By Johanna Monthe, Divine Afuba and Boris Awa
While many acquisitions are being witnessed in Anglophone Africa in recent years, the rate is quite low in Francophone Africa. This low rate in VC and M&A has often been attached to a language barrier and the fact that the business ecosystem which operates in this zone has not been adequately grasped by foreign investors.
However, M&A has witnessed a steady rise in Francophone Africa in the past years, as investors and entrepreneurs acquire companies in the region. Meanwhile, it is crucial to be aware of some peculiarities in Francophone Africa. Below are two important remarks to be considered before acquisition in this zone.
The Requirements of the Acquisition Instrument
Just like in Anglophone Africa, the acquisition of a company requires the parties to draw up a share purchase agreement for their transaction. While the anglophone counterparts have relative freedom to set the conditions best suited for them, investors dealing in some Francophone countries may have to look out for certain terms and conditions before signing.
In some countries in the region such as Togo, documents signed electronically are not accepted by the tax authorities for registration purposes. Though OHADA (OHADA is the Organisation in charge of harmonising business law in Francophone Africa and comprises 16 member states) admits electronic documents/signatures, most member states still remain conservative. This explains why documents signed electronically are acceptable in other zones such as Cameroon, Côte d’Ivoire, and Senegal among others.

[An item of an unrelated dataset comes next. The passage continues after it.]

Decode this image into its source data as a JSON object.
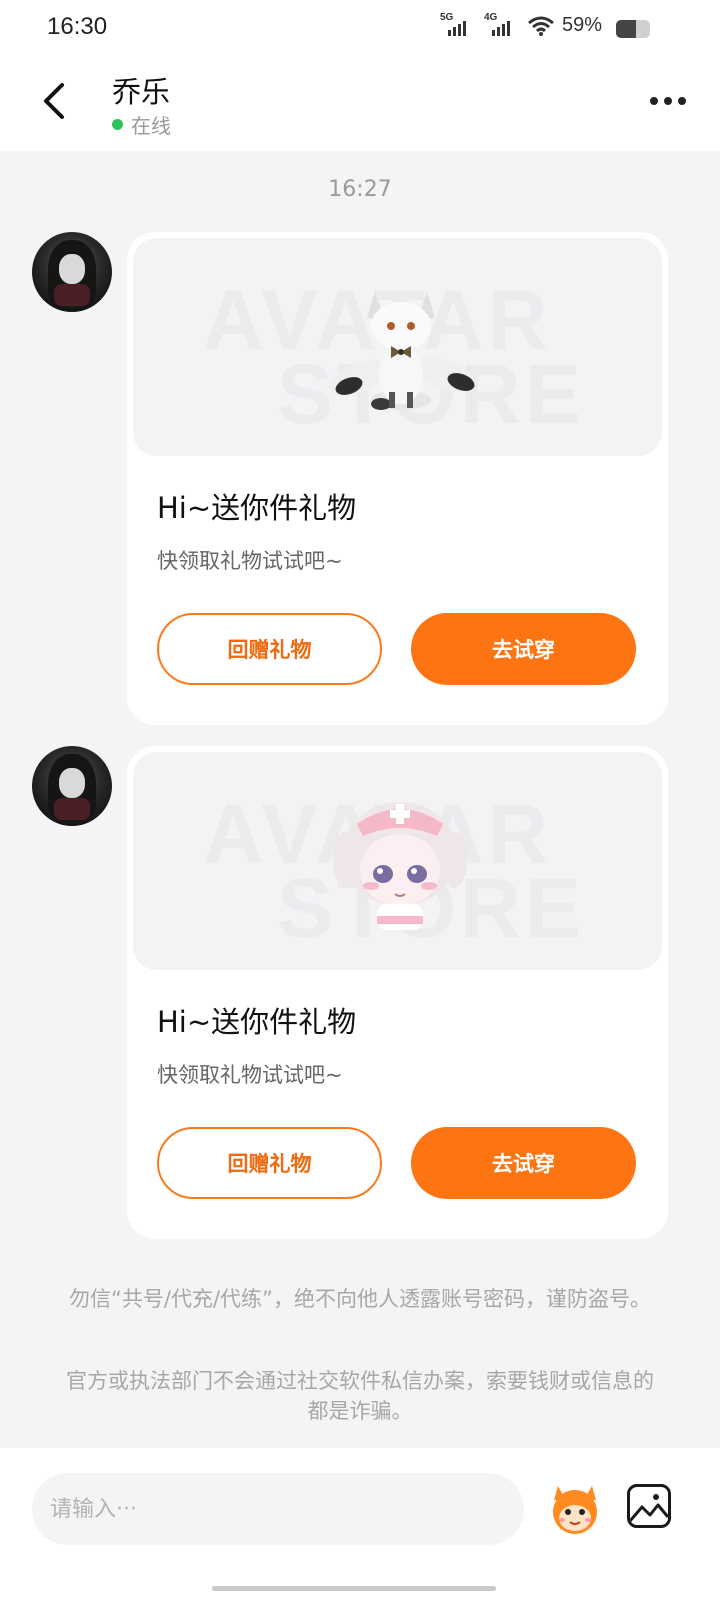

Further to this requirement, the authorities are picky with share purchase agreements which derogate their local law as the applicable law in the contract. Some member states will require a certificate of residence of at least 30 days in their home country before the incorporation or acquisition documents can be filed at the Register for Trade and Security.
Also, there is a progressive tax imposed on the purchase price of the target company in some jurisdictions such as Togo where the Tax authorities impose a compulsory registration fee of up to 12% on the purchase price of the Company and 7% on capital gains. In Côte d’Ivoire, the tax imposed is 1% of the purchase price of the company. Conversely, in Common Law countries in Africa such as Nigeria, there exist no stamp duties on share transfer documents.
The Register for Trade and Security
Prior to filing the acquiring instruments, the share purchase agreement must be registered at the taxation department of the place where the company is located. The OHADA lawmakers have put in place a trade register where all company documents and securities recognised by OHADA law must be filed. The incorporation or acquisition of a company terminates upon filing the required documents at this register.
An aspiring investor who wishes to acquire a company in an OHADA member state must first check the registration number of the company at the trade register if the company exist and the last filings made by the company managers. This register is found in all 17 member states and unlike most Anglophone jurisdictions, this register is attached to the competent court determined by the various member states. Because of its attachment to the courts, the acquisition of a company may take about three to four weeks before being finalised.
However, member states have created one-stop shops which assure the creation of the Private Limited Company (SARL) and the duration often takes less than 72 hours for a company to be created. It is to be noted that the digitalisation of this register has taken the course and the identity of some companies could be verified through the OHADA website (https://rccm.ohada.org/prsCompany/index?typePrs=M).
Once the digitalisation of this register is complete, investors could remotely check the identity of target companies with ease in all 17 member states at the CCJA (Common Court of Justice and Arbitration) Central Index in Abidjan.
In conclusion, it is worth noting first that the regulations are quite heavy on the buyer of the company and secondly that the rules of acquisition are slightly different from one member state to another. This explains why most investors must be aware of these exigencies before considering expansion into Francophone Africa.